When Jenny Thompson retired from swimming after the 2004 Olympics, she left as the most decorated U.S. Olympic swimmer in history with 12 Olympic medals, including eight gold. She was also one of the most respected athletes among her peers after growing up in the sport and ultimately becoming a role model to those coming after her.
During her illustrious career, Thompson led Stanford to four-straight NCAA Championship titles and amassed 26 U.S. national individual titles, dating back to 1987. She made her Olympic debut at the age of 19 at the 1992 Games, collecting two gold and one silver medal. After her third Olympic appearance in 2000, she started medical school at Columbia University, but soon missed being in the water.
Thompson got back into training in 2001, casually at first, but it wasnít long before her competitive juices were flowing. By the 2001 U.S. Nationals, it was apparent she was destined to make a fourth Olympic team in 2004. Relishing her role as an elder stateswoman on the team, Thompson was able to finish her career feeling like she had given back to the sport that had given so much to her. She won two more medals in Athens, bringing her Olympic medal count to 12 Ė more than any other U.S. swimmer, male or female.
While Thompson is an inspiration to countless numbers of children, especially young girls, her personal inspiration came closer to home. She was raised by a single mother, Margrid, who made many sacrifices to give Thompson and her three older brothers opportunities to succeed.
Margrid battled esophageal cancer for years, passing away in February 2004. Thompson kept her momís memory close to her heart while competing in her final Olympics later that summer. She appreciates the opportunity her swimming success has given her to raise awareness and funding for cancer research. She has volunteered for Swim Across America, an organization that raises money for cancer research.
Thompson also places great importance on her position as a role model for young girls. She is an Athlete Ambassador for Right to Play, a worldwide humanitarian organization that uses sport and play to build life skills and foster peace for children and communities ravaged by poverty, war and disease.

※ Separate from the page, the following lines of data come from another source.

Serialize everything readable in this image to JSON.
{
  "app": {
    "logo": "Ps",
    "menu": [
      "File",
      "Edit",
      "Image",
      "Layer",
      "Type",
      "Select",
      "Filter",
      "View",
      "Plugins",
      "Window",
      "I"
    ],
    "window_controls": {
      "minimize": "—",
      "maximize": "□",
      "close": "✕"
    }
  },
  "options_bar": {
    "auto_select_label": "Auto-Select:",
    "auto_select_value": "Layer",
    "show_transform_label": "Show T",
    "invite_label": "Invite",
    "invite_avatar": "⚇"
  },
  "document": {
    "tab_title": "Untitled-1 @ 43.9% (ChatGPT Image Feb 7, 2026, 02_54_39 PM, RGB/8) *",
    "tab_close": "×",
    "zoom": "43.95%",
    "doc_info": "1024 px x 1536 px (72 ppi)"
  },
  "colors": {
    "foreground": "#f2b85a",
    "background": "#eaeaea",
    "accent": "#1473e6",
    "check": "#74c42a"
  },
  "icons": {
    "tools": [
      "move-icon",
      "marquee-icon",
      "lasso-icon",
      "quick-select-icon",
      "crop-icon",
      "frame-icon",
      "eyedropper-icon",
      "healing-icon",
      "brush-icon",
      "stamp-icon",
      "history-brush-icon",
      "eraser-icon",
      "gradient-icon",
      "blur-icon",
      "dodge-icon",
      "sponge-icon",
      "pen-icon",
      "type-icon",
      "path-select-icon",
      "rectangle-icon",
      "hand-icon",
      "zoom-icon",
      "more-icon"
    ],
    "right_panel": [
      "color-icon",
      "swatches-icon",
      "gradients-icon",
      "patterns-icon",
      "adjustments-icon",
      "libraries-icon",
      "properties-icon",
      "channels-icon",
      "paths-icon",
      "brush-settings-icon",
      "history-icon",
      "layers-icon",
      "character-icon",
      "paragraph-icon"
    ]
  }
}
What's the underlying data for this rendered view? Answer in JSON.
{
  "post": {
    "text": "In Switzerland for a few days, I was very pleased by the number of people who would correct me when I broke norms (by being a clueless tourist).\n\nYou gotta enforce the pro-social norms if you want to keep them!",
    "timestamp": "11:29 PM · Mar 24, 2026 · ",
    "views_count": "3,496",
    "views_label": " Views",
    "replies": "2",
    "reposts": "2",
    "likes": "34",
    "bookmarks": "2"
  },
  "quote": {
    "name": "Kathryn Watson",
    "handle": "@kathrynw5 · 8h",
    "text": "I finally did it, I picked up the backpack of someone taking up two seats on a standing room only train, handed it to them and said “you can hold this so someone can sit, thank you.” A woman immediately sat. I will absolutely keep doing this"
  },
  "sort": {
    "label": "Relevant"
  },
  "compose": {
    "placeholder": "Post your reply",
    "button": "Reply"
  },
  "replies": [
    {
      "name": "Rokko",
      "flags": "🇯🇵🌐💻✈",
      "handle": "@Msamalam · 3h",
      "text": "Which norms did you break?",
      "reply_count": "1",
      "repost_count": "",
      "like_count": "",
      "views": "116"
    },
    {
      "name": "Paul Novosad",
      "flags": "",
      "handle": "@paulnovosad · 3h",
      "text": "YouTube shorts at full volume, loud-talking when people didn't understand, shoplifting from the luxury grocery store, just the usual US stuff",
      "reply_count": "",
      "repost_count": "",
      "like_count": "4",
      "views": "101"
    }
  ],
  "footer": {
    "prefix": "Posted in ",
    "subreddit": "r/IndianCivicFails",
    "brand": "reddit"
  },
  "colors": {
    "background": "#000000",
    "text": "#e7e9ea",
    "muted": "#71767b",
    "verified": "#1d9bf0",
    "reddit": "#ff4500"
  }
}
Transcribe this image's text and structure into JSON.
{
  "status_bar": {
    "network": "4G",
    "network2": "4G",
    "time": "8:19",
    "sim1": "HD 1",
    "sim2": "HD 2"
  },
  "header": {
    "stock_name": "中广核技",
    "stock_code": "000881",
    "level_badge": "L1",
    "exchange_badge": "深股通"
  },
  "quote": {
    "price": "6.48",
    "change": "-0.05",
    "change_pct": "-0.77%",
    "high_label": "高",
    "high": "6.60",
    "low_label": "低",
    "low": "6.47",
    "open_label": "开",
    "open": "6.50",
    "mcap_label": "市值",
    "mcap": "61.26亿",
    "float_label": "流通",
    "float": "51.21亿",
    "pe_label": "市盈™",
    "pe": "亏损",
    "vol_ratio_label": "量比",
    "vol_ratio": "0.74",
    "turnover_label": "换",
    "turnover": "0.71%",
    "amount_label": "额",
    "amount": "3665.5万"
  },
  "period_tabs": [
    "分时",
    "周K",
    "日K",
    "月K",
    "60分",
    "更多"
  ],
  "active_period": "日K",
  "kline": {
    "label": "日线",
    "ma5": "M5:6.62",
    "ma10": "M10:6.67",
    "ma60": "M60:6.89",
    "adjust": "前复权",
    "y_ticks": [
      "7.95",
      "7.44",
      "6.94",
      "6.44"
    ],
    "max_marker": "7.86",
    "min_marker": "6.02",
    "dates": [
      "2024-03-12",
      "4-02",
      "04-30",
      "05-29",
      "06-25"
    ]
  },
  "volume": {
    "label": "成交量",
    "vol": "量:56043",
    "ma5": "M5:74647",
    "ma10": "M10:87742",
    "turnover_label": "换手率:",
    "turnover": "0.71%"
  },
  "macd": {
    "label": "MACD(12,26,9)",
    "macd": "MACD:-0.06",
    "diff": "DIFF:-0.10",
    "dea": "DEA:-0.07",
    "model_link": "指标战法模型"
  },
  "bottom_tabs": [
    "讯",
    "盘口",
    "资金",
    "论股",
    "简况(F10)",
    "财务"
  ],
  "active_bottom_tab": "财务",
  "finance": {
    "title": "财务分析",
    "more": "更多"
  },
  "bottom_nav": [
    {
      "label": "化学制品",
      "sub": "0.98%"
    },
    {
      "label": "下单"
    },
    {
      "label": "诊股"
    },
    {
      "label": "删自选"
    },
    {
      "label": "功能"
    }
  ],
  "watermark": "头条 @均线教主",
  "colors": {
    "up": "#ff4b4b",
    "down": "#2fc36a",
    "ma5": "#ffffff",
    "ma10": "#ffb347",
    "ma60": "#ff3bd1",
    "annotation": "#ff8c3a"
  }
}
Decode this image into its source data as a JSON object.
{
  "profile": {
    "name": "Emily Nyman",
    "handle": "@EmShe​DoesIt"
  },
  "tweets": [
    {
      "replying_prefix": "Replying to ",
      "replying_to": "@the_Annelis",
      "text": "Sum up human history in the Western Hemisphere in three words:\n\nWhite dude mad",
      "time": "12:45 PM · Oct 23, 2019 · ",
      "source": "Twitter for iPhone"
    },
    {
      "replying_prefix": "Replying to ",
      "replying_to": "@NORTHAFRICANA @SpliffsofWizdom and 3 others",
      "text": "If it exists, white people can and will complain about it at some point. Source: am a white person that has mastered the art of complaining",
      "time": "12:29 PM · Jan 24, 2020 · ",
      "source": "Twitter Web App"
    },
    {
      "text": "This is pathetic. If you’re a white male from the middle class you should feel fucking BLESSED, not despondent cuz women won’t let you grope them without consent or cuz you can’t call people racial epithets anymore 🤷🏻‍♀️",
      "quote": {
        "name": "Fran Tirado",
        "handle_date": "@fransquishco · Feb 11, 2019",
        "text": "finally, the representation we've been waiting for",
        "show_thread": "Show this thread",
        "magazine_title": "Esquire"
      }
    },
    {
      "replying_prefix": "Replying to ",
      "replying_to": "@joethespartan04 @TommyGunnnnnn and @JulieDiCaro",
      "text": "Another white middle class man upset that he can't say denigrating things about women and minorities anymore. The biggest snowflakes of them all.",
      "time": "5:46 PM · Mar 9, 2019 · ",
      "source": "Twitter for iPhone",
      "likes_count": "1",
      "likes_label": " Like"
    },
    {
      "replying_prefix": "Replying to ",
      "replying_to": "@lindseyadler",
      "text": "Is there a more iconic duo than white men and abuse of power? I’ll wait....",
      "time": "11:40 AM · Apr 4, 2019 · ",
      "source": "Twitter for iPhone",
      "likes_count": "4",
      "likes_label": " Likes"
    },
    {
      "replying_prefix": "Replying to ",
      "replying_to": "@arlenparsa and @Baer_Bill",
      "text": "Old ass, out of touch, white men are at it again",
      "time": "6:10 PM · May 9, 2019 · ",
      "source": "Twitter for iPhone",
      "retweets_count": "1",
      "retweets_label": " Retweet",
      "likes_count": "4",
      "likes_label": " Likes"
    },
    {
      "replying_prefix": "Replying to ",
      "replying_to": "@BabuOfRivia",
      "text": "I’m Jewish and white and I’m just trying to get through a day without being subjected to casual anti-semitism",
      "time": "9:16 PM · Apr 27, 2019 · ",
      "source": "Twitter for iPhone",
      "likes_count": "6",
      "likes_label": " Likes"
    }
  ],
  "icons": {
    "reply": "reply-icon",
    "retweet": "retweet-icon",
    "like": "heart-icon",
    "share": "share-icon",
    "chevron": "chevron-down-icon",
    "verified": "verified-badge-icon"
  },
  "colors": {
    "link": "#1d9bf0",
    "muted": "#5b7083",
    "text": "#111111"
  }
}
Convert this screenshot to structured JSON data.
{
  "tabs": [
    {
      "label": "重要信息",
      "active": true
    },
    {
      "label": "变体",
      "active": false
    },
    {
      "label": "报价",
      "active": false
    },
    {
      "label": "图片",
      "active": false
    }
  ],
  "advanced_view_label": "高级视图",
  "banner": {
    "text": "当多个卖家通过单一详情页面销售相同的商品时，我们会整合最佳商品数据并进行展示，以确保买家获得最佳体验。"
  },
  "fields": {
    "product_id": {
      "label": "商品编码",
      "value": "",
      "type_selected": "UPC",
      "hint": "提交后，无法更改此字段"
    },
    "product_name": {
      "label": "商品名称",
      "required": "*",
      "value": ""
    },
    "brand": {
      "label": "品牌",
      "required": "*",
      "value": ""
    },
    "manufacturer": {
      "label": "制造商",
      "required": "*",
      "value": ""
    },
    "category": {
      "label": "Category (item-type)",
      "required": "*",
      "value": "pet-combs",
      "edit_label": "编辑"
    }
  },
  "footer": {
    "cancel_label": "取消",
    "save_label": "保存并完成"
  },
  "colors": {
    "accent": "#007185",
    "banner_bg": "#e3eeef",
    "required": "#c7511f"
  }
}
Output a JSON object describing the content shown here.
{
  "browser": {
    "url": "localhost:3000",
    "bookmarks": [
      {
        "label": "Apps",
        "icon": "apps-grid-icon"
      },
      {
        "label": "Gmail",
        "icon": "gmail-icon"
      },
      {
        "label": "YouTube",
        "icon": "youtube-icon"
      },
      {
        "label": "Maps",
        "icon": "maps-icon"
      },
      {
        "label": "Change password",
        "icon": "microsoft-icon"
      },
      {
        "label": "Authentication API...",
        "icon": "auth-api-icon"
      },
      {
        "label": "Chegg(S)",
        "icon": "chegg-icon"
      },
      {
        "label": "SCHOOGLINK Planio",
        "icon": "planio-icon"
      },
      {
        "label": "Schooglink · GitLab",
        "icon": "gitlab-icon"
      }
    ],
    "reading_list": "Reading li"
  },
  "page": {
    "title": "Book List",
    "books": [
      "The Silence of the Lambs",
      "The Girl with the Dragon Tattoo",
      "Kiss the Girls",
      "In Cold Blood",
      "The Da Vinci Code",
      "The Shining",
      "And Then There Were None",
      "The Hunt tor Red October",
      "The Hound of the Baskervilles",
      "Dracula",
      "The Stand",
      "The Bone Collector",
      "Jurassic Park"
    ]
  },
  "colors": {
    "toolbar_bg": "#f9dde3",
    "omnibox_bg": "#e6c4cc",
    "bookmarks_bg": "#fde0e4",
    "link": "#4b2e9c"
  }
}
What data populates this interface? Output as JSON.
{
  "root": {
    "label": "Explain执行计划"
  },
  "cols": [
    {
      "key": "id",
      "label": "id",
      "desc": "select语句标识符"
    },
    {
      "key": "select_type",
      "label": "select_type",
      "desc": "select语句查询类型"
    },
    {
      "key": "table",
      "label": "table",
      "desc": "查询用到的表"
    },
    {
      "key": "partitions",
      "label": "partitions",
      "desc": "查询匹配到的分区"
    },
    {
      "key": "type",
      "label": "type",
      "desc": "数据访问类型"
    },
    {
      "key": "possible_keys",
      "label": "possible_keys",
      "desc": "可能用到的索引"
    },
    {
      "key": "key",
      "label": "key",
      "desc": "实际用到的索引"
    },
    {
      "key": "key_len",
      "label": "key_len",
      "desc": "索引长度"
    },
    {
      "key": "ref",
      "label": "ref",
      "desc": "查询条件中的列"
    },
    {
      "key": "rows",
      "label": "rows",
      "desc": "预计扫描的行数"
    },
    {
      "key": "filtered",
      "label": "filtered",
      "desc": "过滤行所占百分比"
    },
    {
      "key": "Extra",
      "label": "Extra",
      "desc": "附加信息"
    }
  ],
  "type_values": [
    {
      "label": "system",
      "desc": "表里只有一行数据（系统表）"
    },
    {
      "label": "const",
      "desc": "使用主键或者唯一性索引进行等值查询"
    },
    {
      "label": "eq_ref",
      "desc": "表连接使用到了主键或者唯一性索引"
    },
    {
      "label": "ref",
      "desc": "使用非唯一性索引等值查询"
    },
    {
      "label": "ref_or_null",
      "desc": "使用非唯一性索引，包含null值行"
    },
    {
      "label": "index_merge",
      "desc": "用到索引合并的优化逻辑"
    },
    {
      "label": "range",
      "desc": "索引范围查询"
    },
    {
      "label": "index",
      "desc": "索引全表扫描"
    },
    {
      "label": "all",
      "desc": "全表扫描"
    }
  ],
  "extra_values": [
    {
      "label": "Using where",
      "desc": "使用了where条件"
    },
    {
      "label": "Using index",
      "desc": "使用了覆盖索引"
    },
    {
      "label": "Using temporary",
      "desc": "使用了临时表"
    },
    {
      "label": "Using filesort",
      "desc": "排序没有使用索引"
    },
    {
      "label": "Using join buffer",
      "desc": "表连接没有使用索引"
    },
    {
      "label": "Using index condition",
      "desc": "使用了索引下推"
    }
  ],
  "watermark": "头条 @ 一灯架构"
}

Thompson also serves on the board of her home swim team, Seacoast Swimming Association, and volunteered to promote a new aquarium/ecology learning center in New Hampshire.